  • Accepting myself as I am, even loving myself as I am, with whatever limitations I currently have, without giving up hope that I can improve - in both mind and body
  • Refusing to live in the past, and refusing to worry about the future, but instead, living for now, enjoying this time, now
  • Learning how to value myself for what's really important, my spirit, my kindness, how I live my life, instead of focusing on the superficialities such as weight changes, thinning hair, a missing thyroid, not having enough energy to be everything to everyone, and other imperfections
  • And, above all, finding within the cloud of disease, the silver lining, the positive effects that thyroid disease has had on my life.

The Benefits of Living with a Chronic Illness

If you think about it, there have to be some good things that have come from your thyroid problem. You've made friends in support groups, finally starting to exercise, eating better and caring for your health, or perhaps just learning how to stick up for yourself with doctors. Or perhaps, taking the time to slow down a bit and take more time for yourself.

Having thyroid disease introduced me to many fascinating and pioneering practitioners, I've made lifelong friends of amazing and caring fellow thyroid patients. I'm learning how to treasure the days and weeks and months when I feel well, and to never, ever take my health or the health of others for granted.

As for my friend, his thyroid cancer was not be cured, but with his love of life and people and his refusal to focus on the negative, he was certainly healed in his spirit.  He constantly moved forward, while living in the moment, and never looking back. He was truly so much happier than so many people I know who enjoyed far better health than he does.

Acceptance and Choosing How You Live the Rest of Your Life

Struggling to feel well may always be a challenge for those of us with lifelong hypothyroidism -- or any chronic disease for that matter -- but there's one thing that no pill or endocrinologist or herb can change, and that's how we choose to live our lives, and whether our health controls us, or vice versa.

  • Can you find a way to focus on moving forward, without being pessimistic or optimistic, but neutral?
  • Can you stop viewing your health as a huge project hanging over your head that must be resolved?
  • Can you find some things that may help you live more in the moment, without giving up hope in the future?

Only you can decide if you have indeed done everything you can do -- and more importantly, want to do -- to feel better. Only you can decide if you have actually given it enough time, tried enough different thyroid medications, seen every practitioner you can, explored diets from low-carb to low-fat to low-cal, dealt with the mind-body aspects of chronic disease, and so on.

If you have truly done everything you personally can do, then the next step is acceptance, and moving on. It's deciding that it is time to focus on being healed, instead of being cured.

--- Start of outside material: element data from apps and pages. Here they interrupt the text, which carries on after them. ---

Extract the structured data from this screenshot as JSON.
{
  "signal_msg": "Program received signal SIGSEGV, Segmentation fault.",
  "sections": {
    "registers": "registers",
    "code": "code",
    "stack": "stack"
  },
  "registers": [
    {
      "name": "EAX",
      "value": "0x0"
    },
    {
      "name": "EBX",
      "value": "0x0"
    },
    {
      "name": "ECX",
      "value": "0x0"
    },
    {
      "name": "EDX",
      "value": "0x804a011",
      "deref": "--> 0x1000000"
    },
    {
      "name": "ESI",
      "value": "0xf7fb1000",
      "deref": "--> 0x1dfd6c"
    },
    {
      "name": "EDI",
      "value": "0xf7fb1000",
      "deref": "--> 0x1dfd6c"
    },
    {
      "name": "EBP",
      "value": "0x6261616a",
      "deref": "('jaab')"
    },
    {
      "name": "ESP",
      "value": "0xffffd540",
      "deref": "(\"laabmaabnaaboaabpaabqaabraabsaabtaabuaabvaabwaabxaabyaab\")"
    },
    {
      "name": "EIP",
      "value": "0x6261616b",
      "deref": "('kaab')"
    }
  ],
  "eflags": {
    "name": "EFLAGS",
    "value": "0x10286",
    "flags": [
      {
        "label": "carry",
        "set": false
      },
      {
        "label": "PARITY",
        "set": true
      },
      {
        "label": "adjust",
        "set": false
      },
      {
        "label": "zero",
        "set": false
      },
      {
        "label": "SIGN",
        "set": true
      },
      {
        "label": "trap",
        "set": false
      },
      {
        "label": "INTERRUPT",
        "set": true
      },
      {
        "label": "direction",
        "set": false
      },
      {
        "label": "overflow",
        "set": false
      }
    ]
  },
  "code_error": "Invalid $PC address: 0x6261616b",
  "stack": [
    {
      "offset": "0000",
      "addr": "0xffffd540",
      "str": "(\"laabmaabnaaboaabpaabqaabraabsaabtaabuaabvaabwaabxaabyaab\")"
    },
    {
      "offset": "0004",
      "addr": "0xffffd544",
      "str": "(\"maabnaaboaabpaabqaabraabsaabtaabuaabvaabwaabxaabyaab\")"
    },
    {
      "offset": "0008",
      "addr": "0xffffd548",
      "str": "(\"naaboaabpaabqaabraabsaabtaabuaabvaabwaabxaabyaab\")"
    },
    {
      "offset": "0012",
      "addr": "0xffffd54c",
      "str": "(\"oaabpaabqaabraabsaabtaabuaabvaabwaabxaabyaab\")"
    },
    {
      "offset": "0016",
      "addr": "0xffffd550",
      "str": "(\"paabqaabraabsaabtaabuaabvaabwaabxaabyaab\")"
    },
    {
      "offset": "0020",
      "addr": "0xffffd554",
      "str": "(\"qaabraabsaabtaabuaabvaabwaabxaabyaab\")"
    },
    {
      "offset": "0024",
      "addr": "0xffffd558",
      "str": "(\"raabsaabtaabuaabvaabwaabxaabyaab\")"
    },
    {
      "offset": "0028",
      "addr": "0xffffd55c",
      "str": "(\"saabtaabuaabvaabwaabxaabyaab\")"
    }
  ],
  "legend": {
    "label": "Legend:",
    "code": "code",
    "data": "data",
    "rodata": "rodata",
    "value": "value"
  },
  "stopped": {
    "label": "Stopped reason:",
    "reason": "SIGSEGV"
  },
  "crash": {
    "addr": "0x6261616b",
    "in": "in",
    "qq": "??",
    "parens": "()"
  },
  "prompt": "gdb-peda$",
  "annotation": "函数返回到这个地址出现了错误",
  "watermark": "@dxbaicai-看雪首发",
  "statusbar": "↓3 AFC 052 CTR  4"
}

The only person who can give you permission to let go and move on is you. But please do know that as you move on, there are many of us moving on right alongside you.

Live well,


Continue Reading